Work request:
In the data that follows, every line containing the word "left" should be returned.

• • • • • • •

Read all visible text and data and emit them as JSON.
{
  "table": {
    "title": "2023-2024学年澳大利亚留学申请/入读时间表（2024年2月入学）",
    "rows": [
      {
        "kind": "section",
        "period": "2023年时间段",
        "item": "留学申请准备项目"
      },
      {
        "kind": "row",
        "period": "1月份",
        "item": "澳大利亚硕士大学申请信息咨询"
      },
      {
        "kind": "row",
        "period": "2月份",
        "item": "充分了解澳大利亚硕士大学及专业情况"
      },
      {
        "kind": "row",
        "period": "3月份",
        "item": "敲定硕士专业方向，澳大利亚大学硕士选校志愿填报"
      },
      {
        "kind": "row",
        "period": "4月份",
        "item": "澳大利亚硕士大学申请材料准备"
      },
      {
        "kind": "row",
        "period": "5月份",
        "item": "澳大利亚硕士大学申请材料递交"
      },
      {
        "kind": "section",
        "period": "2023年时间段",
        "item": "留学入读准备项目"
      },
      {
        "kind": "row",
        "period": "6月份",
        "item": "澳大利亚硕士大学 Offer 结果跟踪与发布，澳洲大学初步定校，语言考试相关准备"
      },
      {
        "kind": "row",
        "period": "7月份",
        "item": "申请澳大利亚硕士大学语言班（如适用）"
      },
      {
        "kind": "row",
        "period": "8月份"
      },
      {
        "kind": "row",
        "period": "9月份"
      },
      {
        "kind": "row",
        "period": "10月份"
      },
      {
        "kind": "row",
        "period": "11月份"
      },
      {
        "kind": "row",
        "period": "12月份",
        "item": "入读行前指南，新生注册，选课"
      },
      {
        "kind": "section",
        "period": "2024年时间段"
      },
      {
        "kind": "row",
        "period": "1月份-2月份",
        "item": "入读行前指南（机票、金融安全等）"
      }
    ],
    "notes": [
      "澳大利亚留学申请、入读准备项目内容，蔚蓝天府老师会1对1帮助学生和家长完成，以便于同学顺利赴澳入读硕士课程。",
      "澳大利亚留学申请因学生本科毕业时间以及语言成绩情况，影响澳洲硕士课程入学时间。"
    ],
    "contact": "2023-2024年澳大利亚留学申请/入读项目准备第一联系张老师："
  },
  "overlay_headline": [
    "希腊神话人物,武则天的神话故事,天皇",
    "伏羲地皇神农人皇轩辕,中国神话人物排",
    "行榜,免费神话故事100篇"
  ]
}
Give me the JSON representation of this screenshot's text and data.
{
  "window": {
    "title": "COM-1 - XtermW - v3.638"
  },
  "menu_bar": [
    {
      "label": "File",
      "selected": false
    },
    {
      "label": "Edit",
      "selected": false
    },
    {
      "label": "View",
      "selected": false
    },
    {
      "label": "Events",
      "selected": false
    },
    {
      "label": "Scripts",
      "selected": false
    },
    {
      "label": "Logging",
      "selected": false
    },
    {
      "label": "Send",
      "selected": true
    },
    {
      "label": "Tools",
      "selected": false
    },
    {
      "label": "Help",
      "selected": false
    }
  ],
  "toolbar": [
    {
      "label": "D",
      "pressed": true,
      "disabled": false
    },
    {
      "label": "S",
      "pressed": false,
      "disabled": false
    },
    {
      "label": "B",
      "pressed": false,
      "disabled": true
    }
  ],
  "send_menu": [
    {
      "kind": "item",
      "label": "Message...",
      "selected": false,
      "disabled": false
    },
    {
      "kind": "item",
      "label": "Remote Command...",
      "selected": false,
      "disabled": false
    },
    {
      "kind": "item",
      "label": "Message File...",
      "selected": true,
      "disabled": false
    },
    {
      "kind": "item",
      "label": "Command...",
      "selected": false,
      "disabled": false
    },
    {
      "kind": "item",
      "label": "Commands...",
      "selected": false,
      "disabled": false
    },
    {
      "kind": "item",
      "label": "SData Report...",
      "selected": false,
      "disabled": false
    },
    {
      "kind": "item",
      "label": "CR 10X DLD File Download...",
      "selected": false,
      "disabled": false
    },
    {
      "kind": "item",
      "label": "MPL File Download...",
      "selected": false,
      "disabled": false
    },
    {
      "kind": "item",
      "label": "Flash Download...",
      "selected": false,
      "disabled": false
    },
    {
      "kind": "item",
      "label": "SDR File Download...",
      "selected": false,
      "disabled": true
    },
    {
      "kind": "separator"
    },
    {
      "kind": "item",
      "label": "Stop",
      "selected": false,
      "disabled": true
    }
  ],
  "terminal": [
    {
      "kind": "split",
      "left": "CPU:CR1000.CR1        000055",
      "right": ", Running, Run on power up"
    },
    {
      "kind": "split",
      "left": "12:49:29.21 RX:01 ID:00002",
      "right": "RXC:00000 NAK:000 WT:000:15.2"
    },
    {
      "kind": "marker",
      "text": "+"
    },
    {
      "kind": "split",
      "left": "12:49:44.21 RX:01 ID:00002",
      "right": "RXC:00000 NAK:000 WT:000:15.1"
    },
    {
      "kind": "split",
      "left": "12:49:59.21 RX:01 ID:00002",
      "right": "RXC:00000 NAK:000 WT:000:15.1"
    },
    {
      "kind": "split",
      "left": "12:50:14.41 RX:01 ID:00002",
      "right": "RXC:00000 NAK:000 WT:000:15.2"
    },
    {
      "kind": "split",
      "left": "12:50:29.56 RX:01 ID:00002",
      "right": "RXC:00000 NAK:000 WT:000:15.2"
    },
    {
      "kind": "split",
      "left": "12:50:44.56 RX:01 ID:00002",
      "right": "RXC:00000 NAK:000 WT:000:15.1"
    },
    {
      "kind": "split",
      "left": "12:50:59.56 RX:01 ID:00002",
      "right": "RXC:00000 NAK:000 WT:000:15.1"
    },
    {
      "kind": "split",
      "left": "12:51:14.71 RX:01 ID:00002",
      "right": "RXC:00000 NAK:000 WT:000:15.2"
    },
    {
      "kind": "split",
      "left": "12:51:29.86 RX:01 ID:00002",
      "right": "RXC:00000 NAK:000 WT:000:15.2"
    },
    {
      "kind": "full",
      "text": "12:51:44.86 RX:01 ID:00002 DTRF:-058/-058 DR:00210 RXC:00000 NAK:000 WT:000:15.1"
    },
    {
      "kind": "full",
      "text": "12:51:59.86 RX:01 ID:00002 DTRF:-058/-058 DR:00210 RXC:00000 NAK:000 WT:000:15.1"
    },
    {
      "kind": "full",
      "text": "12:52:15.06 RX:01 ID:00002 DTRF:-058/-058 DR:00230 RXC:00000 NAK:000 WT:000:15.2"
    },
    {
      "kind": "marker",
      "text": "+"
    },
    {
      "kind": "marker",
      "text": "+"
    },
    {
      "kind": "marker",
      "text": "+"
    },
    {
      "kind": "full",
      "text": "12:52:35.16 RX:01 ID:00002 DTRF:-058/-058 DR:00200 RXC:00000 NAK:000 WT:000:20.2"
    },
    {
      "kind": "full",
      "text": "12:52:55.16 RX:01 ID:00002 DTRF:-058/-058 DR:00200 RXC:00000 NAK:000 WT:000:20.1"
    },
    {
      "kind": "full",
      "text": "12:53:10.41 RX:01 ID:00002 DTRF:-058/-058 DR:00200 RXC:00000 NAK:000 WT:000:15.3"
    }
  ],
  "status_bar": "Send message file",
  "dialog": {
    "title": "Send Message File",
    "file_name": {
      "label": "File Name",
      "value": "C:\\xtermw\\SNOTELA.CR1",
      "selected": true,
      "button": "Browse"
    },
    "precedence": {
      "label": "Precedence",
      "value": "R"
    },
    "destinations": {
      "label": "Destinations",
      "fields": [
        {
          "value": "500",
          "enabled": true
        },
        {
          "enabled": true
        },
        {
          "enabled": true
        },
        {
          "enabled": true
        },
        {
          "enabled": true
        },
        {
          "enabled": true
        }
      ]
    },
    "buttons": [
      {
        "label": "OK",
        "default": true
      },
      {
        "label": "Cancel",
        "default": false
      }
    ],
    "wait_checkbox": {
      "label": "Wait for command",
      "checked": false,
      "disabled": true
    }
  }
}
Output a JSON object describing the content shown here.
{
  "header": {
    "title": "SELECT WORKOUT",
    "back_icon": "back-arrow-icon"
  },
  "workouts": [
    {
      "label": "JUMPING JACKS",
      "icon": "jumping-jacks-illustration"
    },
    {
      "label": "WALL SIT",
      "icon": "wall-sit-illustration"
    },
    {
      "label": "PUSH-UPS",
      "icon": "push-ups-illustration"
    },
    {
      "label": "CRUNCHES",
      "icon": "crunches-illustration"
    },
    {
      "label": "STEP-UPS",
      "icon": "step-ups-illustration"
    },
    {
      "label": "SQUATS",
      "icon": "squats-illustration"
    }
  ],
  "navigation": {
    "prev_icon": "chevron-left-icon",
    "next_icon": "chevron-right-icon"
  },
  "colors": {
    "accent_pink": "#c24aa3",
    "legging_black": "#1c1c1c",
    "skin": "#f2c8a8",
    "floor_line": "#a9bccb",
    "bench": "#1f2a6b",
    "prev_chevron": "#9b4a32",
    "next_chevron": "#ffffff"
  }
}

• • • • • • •

Task response:
      "left": "CPU:CR1000.CR1        000055",
      "left": "12:49:29.21 RX:01 ID:00002",
      "left": "12:49:44.21 RX:01 ID:00002",
      "left": "12:49:59.21 RX:01 ID:00002",
      "left": "12:50:14.41 RX:01 ID:00002",
      "left": "12:50:29.56 RX:01 ID:00002",
      "left": "12:50:44.56 RX:01 ID:00002",
      "left": "12:50:59.56 RX:01 ID:00002",
      "left": "12:51:14.71 RX:01 ID:00002",
      "left": "12:51:29.86 RX:01 ID:00002",
    "prev_icon": "chevron-left-icon",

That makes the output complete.